In a study published in the journal Cytokine, Michela Manni, Richard Granstein and Georges Maestroni, from the Center for Experimental Pathology, Locarno, Switzerland, provide new evidence suggesting that catecholamines, through activation of beta2-adrenoreceptors (ARs) on immune cells, may drive, in certain conditions, Th17 immune responses.
Dendritic cells (DCs) are professional antigen presenting cells (APCs) involved in the initiation and polarization of the adaptive immune response. The priming of Th cell subsets is orchestrated by cytokines produced by DCs that sense pathogen-associated molecular patterns (PAMPs) and local microenvironmental factors. Th17 cells are a recently discovered lineage of effector CD4+ T cells characterized by the production of IL-17, IL-21 and IL-22.
Th17 cells provide defense against extracellular bacteria but are also implicated in autoimmune disorders. In mice, the development of a Th17 immune response depends on the presence of the proinflammatory cytokines IL-6 and TGF-β1 and is suppressed by the Th1-type cytokines IFN-γ and IL-12 and by the Th2-type cytokine IL-4. Furthermore, IL-23 was shown to be important for Th17 expansion.
Previous research demonstrates that adrenergic receptors modulate cytokine production in DCs and affect their Th cell priming ability. Thus, activation of β2-adrenergic receptors (β2-ARs) in DCs stimulated by Toll-like receptor (TLR) agonists hampers IL-12 and stimulates IL-10 production resulting in reduced migration and Th1 priming.
In the Cytokine article, Michela Manni, Richard Granstein and Georges Maestroni, from the Center for Experimental Pathology, Locarno, Switzerland, investigated whether β-AR activation could influence NOD2 signaling along with its cross-talk with TLR-2 and the resulting Th cell priming ability by murine DCs.
The authors found that the beta2-AR agonist salbutamol is able to modulate cytokine production in dendritic cells (DCs) stimulated with MDP or simultaneously by both TLR-2 and NOD2 ligands, resulting in a cytokine pattern that directs Th17 priming.
In summary, the study shows that β2-AR activation may modulate Th cell priming in favor of an IL-17 immune response. The investigators found that the β2-AR agonist salbutamol enhanced IL-6 protein and gene expression in murine DCs stimulated with the NOD2 agonist MDP. IL-12 mRNA and protein were inhibited by salbutamol in PAM and PAM+MDP treated cells. This result confirms the ability of β2-AR agonists to inhibit IL-12 production in DCs stimulated by various PAMPs as previously reported by the authors and others.
The authors report that IL-12/IL-23 p40 subunit expression is downregulated by salbutamol while IL-23 p19 is upregulated, explaining the resulting absence of influence of salbutamol at the protein level. These results suggest that in the presence of PAMPs stimulating NOD2 or both TLR-2 and NOD2, activation of β2-ARs in DCs results in a cytokine pattern characterized respectively by induction of IL-6 or inhibition of IL-12 without affecting IL-23. These cytokine patterns are favorable for Th17 priming.

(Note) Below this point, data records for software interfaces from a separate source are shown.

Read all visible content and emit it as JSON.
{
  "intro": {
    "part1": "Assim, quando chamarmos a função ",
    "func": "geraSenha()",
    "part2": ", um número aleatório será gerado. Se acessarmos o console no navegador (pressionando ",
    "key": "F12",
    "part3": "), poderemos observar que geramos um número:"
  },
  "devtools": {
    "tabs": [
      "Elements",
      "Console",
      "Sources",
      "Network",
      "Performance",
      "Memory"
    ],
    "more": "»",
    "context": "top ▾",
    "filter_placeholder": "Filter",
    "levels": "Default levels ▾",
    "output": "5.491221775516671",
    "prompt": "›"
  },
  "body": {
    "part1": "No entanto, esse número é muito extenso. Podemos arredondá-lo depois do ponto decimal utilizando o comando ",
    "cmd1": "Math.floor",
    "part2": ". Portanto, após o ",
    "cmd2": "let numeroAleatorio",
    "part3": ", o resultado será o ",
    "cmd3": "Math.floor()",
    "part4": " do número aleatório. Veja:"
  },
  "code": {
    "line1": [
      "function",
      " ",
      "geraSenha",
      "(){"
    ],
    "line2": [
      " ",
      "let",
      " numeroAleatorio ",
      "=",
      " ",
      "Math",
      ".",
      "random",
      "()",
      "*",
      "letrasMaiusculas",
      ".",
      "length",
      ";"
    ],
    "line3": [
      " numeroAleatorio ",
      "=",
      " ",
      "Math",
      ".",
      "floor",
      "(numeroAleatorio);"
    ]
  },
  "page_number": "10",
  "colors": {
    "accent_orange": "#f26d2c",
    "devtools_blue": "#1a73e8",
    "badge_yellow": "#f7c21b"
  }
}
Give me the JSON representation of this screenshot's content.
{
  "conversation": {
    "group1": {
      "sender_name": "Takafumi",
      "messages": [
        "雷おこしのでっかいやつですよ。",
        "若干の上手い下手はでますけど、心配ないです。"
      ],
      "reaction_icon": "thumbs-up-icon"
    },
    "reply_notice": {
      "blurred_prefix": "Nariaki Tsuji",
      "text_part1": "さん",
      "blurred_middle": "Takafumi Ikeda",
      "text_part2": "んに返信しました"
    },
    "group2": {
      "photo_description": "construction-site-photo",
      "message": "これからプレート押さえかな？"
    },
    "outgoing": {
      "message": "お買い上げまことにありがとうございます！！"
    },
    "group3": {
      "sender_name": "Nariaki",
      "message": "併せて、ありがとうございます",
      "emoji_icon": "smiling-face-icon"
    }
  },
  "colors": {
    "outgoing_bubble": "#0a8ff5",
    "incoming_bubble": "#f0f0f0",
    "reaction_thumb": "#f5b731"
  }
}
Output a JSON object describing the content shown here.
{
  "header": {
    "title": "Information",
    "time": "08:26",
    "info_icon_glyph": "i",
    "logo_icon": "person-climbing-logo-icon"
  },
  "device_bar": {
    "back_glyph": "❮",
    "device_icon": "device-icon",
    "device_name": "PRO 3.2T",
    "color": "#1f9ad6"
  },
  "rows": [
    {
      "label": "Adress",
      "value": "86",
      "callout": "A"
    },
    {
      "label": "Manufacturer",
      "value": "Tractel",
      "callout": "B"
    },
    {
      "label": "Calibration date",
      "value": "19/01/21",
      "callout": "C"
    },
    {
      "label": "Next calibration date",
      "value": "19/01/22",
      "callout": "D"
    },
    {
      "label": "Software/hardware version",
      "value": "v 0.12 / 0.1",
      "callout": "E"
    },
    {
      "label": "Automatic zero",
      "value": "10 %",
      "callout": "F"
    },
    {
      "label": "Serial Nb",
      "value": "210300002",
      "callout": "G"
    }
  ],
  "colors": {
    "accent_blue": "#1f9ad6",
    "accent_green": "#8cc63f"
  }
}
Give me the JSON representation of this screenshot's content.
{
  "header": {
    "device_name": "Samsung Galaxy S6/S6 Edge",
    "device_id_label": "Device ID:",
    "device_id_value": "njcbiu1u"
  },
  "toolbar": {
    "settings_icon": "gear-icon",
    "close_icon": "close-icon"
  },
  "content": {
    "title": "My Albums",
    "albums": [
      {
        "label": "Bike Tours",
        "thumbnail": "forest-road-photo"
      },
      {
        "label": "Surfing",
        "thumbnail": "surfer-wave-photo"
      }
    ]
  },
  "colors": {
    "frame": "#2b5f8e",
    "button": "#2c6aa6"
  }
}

These findings have both basic and clinical relevance. Indeed, besides being important effectors against extracellular bacteria and fungi, IL-17 and Th17 cells have also been implicated in the pathogenesis of autoimmune and inflammatory disorders.
Contrary to the concept that beta2-AR agonists are immunosuppressive agents, this report indicates that in combination with TLR-2 and/or NOD2 activation, stimulation of beta2-ARs on dendritic cells may enhance an IL-17-type immune response.
Catecholamines and β2-ARs might be involved in the defense against extracellular bacteria and in the pathogenesis of inflammatory diseases by modulating Th17 polarization.
Thus, administration of β2-AR agonists might conceivably be useful in augmenting IL-17 type immunity for therapeutic purposes in some situations, such as in the setting of an infection where a microorganism product is stimulating TLR and/or NOD2 activation. It should be noted that NOD2 is the intracellular pattern recognition receptor (PRR) that senses MDP derived from both gram-positive and gram-negative bacteria.
These findings may have implications for conditions such as asthma/allergy, autoimmunity or psoriasis, where sympathetic-immune dysfunction or stress-induced exacerbations have been described. For example, as IL-17 is increased in skin inflammatory disorders such as psoriasis, this study suggest that stress-induced release of catecholamines by the sympathetic nervous system with consequent stimulation of Th17-type immunity may contribute to stress induced exacerbation of psoriasis.